### Problem to solve
Tally the lines in the listing below that include "汐月团团长". Answer with the count and nothing more.

### Data to process
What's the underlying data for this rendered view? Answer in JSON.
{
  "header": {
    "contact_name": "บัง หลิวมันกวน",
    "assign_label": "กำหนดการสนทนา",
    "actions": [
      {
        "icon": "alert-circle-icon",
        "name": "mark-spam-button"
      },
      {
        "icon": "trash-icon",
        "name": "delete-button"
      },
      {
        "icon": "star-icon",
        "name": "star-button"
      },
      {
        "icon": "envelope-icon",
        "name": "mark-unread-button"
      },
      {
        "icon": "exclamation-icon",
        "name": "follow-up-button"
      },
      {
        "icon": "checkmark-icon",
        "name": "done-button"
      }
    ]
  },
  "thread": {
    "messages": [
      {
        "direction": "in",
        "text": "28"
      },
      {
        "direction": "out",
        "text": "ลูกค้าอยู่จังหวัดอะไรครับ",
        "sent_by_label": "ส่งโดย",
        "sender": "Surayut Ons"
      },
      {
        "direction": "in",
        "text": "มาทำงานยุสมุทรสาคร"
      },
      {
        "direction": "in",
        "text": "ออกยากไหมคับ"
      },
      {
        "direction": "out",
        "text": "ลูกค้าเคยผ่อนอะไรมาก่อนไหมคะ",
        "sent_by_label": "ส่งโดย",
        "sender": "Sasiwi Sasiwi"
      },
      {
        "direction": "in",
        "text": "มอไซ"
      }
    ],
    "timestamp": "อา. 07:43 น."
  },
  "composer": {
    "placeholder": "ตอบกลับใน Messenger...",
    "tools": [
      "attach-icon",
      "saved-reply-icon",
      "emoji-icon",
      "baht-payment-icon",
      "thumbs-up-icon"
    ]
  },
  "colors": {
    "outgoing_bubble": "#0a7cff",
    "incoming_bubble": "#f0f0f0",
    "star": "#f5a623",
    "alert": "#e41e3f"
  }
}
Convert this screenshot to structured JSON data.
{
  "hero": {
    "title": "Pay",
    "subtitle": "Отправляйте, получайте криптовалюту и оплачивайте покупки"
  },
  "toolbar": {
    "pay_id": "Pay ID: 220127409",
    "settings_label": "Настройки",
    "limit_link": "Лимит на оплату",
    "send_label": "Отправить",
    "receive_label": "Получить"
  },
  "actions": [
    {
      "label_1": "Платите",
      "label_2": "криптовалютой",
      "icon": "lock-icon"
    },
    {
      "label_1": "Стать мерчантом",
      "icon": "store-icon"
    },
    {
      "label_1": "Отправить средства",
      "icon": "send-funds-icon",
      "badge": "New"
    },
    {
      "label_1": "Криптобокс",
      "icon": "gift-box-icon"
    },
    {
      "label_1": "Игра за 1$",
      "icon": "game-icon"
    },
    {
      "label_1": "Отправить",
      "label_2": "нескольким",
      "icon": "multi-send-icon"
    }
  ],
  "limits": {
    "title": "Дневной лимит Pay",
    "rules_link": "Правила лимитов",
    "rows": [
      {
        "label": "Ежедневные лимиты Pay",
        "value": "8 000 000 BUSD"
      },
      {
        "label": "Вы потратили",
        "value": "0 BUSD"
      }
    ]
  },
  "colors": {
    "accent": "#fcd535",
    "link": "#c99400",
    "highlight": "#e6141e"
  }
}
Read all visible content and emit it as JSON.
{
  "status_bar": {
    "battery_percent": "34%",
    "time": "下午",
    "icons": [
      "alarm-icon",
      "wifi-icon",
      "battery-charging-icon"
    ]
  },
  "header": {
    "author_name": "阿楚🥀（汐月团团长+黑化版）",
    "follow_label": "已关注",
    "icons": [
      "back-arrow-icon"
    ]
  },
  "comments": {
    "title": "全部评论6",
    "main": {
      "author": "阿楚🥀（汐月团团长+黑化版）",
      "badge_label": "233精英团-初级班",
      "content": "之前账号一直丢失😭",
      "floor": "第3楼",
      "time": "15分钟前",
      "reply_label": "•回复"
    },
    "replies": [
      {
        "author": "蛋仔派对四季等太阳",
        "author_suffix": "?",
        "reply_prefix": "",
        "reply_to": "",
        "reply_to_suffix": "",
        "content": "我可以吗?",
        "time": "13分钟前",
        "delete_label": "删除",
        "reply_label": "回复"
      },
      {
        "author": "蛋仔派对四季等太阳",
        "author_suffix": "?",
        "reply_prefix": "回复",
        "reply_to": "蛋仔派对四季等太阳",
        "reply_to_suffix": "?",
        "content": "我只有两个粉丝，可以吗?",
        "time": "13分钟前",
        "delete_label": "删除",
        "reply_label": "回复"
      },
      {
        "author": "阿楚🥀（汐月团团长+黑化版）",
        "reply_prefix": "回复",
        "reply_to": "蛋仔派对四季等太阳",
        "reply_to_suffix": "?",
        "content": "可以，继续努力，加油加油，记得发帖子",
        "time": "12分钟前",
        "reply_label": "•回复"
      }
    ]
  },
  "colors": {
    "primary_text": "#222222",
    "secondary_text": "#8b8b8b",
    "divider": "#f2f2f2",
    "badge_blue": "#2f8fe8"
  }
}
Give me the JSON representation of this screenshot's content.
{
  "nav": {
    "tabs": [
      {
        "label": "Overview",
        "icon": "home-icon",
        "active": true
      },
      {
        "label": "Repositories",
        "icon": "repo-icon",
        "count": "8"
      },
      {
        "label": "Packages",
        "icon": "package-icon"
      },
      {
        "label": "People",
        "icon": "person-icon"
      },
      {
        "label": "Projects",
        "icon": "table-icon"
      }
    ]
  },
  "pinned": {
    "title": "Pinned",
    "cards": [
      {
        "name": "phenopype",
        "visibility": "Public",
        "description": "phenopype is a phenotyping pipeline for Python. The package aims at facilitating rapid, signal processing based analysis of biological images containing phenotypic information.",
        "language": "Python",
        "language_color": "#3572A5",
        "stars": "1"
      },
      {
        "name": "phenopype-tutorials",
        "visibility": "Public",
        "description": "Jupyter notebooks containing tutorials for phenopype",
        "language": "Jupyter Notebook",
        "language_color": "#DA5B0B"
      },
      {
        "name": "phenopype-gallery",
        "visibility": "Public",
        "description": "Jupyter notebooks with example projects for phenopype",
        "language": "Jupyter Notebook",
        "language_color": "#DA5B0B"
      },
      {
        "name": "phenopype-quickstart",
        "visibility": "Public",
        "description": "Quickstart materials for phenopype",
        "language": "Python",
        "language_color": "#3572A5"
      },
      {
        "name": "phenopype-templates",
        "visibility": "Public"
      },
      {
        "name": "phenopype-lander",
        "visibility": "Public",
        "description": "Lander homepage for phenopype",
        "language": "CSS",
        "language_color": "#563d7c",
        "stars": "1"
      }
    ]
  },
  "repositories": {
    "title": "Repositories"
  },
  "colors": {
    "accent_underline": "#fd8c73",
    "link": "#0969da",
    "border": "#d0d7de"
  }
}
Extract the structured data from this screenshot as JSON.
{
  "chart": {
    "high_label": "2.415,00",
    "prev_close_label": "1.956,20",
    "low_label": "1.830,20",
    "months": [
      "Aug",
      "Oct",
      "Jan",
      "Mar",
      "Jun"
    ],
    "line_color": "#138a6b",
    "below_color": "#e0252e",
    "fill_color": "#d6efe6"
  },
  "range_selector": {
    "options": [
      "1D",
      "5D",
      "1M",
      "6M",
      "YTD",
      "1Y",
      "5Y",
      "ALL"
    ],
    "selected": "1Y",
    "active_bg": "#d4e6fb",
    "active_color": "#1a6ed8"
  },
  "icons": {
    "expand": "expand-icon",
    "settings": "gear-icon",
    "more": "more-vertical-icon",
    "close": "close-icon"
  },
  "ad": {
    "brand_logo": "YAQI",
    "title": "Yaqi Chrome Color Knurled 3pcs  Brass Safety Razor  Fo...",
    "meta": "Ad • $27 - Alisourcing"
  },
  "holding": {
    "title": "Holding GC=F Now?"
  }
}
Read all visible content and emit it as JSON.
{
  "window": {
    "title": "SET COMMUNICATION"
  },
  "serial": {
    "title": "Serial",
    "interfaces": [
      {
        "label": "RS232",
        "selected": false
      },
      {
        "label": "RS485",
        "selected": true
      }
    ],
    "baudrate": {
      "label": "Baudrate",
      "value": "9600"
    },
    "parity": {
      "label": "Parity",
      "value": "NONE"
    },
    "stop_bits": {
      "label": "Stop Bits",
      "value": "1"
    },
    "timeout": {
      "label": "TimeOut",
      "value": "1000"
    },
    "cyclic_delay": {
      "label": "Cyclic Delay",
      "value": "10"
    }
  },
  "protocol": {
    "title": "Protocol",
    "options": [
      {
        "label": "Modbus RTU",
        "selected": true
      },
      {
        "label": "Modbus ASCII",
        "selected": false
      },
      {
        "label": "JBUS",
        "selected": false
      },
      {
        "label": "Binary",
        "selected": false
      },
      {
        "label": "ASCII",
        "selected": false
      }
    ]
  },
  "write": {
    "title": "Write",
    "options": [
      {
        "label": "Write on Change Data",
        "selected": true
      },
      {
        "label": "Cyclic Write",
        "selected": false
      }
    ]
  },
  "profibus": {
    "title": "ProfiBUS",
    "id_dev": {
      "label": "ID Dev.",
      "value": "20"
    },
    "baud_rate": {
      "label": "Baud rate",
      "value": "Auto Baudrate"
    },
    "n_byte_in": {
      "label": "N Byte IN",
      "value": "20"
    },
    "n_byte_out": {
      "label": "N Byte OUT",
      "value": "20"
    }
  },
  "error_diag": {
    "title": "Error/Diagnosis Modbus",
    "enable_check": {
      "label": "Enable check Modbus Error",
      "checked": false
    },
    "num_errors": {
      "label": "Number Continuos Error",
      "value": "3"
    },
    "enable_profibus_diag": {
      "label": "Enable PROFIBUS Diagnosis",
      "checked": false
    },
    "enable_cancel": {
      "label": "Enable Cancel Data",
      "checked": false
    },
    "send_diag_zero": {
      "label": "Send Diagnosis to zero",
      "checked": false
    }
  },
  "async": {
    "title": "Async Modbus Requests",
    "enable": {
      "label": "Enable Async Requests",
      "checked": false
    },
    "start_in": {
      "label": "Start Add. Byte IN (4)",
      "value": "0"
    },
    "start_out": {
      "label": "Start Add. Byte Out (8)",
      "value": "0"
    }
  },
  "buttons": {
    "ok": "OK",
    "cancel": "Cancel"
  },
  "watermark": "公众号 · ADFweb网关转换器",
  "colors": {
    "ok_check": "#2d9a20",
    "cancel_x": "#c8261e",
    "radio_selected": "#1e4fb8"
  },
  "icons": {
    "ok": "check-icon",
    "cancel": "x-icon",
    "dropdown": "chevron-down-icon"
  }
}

### Reply
3